Know the client

It goes without saying that you cannot research or select an ESG investment without knowing what the client cares about, wants to invest in and what they want to avoid. This is also the difference between investing with ethical preferences and investing with ESG preferences. If a client has ethical preferences, funds with a general ESG pitch are unlikely to be suitable. You will need to consider the specific ethical requirements and screen accordingly (essentially ignoring the ESG aspect in favour of the specified ethical criteria).

If the client does have more generalist ESG preferences, there are some things to consider when researching and selecting investments of this type.

Selecting investments

ESG is made up of Environmental, Social and Governance characteristics. These are fairly independent metrics which typically each provide a score (positive or negative) towards a total score that a fund uses to determine whether to include or exclude an investment.

Companies that score very highly in one area, whichever it might be, can end up having the strength of this one area outweigh the negatives from one or both other areas. A great example of this is in the very recent news of Tesla being dropped from the S&P 500 ESG index; an indicator of how ratings or evaluations in other aspects can outweigh any ratings given to one single area. It’s looking at the companies as a whole that is important.

This can make it tricky when researching funds. Do you focus on the E, the S or the G? Or do you focus on funds that deem the underlying investments to have a high enough score (even if this is lopsided across the E, S or G areas) to be included as enough to represent a suitable ESG option? Again, it comes down to knowing the client.

Aside from the generalist ESG funds, which tend to work on a scoring basis, you can find funds and investments that focus on one particular aim (such as positive impact, sustainability focused, positive or negative selection bias) that may help filter for strategies that align specifically with the individual E, S and G factors.

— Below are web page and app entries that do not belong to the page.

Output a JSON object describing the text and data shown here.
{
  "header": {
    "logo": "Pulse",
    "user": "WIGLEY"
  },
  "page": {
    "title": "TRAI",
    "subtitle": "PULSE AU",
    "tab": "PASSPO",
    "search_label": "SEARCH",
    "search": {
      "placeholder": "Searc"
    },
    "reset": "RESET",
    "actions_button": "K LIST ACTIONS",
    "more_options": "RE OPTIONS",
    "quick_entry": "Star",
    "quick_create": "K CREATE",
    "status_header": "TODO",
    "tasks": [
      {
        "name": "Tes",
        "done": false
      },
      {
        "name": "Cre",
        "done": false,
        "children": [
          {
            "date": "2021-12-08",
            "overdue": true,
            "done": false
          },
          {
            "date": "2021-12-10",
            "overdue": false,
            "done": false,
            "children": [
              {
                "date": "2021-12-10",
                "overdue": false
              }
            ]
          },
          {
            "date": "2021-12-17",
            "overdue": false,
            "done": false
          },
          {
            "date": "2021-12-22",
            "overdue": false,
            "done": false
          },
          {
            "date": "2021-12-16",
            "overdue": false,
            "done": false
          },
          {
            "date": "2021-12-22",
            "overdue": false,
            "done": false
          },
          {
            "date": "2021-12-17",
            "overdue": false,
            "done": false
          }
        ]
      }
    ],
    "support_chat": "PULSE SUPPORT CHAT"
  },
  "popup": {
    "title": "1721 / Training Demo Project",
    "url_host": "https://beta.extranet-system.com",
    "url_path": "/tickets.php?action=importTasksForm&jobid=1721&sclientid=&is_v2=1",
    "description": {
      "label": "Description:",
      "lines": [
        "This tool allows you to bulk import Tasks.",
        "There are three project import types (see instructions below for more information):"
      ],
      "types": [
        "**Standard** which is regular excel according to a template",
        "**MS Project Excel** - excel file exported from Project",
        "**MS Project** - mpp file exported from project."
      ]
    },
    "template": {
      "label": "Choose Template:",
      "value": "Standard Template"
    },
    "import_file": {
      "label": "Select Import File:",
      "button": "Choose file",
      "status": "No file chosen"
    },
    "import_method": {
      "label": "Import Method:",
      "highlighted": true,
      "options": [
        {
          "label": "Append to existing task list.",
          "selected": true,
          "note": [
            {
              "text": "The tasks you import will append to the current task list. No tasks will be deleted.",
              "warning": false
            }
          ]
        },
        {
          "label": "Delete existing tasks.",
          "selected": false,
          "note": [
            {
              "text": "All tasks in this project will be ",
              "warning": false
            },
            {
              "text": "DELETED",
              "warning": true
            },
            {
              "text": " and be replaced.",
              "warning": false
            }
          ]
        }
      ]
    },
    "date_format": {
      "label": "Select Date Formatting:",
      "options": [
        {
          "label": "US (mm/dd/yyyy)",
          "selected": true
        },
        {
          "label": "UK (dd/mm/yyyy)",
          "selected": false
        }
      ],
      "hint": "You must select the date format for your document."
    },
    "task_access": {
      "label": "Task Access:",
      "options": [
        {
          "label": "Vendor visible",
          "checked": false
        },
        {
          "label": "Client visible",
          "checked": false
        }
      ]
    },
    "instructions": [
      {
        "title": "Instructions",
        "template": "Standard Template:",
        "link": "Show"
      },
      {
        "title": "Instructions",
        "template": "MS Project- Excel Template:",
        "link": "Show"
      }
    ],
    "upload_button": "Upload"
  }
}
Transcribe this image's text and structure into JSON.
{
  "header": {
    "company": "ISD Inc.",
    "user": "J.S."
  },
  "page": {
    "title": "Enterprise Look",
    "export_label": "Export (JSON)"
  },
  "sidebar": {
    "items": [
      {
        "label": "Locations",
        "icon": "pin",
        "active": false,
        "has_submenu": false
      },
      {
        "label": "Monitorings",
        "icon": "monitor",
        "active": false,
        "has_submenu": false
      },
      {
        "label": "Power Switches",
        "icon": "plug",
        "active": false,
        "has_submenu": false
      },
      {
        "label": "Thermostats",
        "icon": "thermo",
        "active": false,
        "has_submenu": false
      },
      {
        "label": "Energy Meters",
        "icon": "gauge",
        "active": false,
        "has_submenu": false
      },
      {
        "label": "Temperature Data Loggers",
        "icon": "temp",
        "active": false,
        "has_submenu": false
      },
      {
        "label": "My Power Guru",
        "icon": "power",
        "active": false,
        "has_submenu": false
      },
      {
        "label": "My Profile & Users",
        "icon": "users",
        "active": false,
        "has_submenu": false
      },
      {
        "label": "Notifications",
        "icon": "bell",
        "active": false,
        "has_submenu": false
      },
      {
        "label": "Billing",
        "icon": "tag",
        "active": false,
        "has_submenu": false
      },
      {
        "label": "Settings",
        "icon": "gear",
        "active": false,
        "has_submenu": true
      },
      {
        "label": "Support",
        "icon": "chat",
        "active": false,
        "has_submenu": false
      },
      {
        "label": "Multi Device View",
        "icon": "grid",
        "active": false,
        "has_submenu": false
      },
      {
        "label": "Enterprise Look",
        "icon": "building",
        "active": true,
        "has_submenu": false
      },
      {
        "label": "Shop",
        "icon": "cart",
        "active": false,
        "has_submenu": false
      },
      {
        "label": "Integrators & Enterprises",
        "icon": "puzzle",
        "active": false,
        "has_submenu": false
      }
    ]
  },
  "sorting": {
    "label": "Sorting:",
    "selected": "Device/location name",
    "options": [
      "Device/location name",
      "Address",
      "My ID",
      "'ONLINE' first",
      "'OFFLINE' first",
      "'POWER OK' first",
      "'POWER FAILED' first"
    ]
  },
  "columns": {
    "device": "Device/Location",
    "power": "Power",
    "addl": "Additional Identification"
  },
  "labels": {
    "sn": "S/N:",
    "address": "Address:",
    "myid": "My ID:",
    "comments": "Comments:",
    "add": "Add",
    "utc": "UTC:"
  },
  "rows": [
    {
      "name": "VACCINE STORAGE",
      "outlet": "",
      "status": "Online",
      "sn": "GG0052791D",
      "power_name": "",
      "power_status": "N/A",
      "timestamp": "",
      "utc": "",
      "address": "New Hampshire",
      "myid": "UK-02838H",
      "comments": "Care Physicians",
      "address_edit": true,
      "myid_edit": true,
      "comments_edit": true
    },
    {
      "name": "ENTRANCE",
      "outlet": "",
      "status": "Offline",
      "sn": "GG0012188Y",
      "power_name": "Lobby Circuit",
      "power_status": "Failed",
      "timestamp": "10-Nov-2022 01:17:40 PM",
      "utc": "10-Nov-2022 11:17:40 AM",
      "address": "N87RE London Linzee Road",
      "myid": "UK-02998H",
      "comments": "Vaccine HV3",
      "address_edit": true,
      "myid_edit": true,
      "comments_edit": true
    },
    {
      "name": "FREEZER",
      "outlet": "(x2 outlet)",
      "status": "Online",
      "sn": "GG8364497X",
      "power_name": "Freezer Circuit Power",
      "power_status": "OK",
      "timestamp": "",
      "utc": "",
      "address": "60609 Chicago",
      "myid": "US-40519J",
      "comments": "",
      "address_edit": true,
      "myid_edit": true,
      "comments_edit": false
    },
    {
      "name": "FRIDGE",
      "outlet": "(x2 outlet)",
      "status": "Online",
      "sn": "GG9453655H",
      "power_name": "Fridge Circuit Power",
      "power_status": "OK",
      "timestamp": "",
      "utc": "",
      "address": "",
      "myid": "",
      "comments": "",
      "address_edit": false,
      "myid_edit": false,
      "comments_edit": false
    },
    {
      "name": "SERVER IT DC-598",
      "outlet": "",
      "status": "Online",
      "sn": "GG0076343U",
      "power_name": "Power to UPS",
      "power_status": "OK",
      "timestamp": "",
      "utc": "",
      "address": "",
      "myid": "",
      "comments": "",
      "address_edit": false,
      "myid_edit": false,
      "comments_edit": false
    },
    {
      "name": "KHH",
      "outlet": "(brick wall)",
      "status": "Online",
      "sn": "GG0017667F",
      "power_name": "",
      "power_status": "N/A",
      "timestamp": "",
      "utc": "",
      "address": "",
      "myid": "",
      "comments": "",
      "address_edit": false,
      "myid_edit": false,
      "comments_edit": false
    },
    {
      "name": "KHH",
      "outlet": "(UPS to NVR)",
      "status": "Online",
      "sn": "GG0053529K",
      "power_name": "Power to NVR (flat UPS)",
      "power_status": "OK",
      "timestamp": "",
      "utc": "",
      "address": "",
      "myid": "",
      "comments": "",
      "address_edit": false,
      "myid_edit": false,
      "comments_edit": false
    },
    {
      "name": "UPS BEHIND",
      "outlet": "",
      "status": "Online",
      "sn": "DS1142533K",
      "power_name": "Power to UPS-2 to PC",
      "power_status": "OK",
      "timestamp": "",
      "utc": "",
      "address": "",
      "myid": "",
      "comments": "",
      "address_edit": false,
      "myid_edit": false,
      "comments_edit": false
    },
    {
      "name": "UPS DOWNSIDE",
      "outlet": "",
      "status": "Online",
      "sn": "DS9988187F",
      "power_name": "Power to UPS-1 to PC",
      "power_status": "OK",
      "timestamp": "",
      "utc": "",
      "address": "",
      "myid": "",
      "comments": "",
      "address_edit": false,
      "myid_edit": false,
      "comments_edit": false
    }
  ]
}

Looking at the investment method, active or passive, can also help determine how an ESG fund is invested. Active investments are likely to provide more detail and disclosures around how investments are included and excluded compared to passives, which are more likely to rely on the scoring metrics detailed above and be more generalist in nature.

Research tools

The space is constantly evolving and there are a variety of fund research tools available to help. The free-to-advisers resource,, is a good starting place and covers a wide range of criteria you might use to filter for ESG funds. It can also hone in on specific fund aims such as positive impact and so can help filter based on a subset of ESG if needed.

For those with specific ethical inclusions or exclusions, the fund research tool provided by is extensive in the inclusionary or exclusionary options you can filter with.

The Morningstar Sustainability Rating given to funds as well as the MSCI ESG rating (soon to be shown within FE Analytics) are third party ways of checking the relative ESG credentials of a fund.

It is important however to bear in mind there is not (yet) a standardised right and wrong approach when it comes to advising on ESG funds and portfolios. Third party ratings in particular may conflict with each other depending on the standards used and the relative weighting given to certain areas of ESG.

A good research trail is important here. Evidencing an understanding of what the client needs (or doesn’t need) is likely to lead you towards being able to demonstrate you have taken these needs into account with the research of ESG investments.

As with anything it’s about keeping the client and their financial goals in mind while completing the research to ensure that the advice is suitable and the investments appropriate. ESG investing is a hot topic, but it doesn’t mean that suitability becomes any less important. In fact with ESG, detailed research to evidence why a certain investment has been chosen for the client is paramount.

Professional Paraplanner